    As for contingency fees, I was at first a little puzzled by the seeming contradiction implied by the statement that contingency work is always a loosing proposition next to an add for a firm like Lambert & Lambert, that does such work and seems to make money at it. Of course, I understand that most attorneys don’t presently have the resources to not only research the patent-ability of an invention, but also its marketability well as those needed to sort the few inventions with potential from the many duds and promote them accordingly. But I didn’t see why an attorney or law firm couldn’t ever be expected to engage in such activity profitably until I read both your article and a similar one (http://robertplattbell.blogspot.com/2009/04/contingency-fee-patent-prosecution.html), at which point it dawned on me that what (I expect) would be a typical contingency-based patent and promotion deal (in which the firm takes effective ownership and control of the invention while the inventor only keeps some portion of the proceeds, trusting that the firm’s share of the proceeds will be motivation enough to continue the pursuit of the invention) might be incompatible with the legal requirements of an attorney-client relationship (thus making the attorney more legally vulnerable than say, a promotion firm), effectively making a patent attorney uniquely unable to engage in such arrangements with the level of control needed to make them profitable.

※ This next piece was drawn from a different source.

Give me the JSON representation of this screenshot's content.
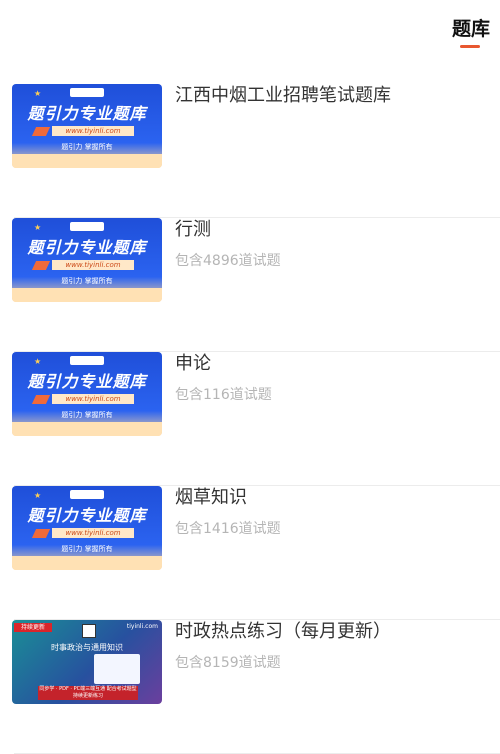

Is this a correct interpretation of your position, or could I be reading something into it which isn’t there?

  6. Lawrence S. Cohen June 27, 2011 2:59 pm

    This was a very good article. I too have had numerous conversations with possible clients. I do allow a free consultation. However there are some protections that I need to have in place. First of course I would never give a confidentiality obligation. Second, after the free consultation, I send a nice letter that says that I didn’t give any legal advice and I didn’t get paid anything. You will find that the liability carriers want you to do this.
    As for rule 10.57, it does refer to the existence of an attorney-client relationship. That raises the issue, in the exploratory meeting before you are hired and no attorney-client relationship yet exists, what is the obligation if any on the attorney’s part to keep information confidential. Well, you can say I’ll keep the invention confidential, and that would be binding, if provable.
    But, our goal at that stage is the opposite, we don’t want an obligation, and we say so. I tell them that I would prefer not to know what the invention is. If the purpose of the meeting is to decide whether or not to hire me, that decision will not require that I know what the invention is At that meeting I can tell them a lot about me, how I work with clients, cost ranges, my past results and expertise, etc. But often they want more, the reason they want to tell us what the invention is, is to get free legal advise about patentability-we have to side-line that part of the conversation.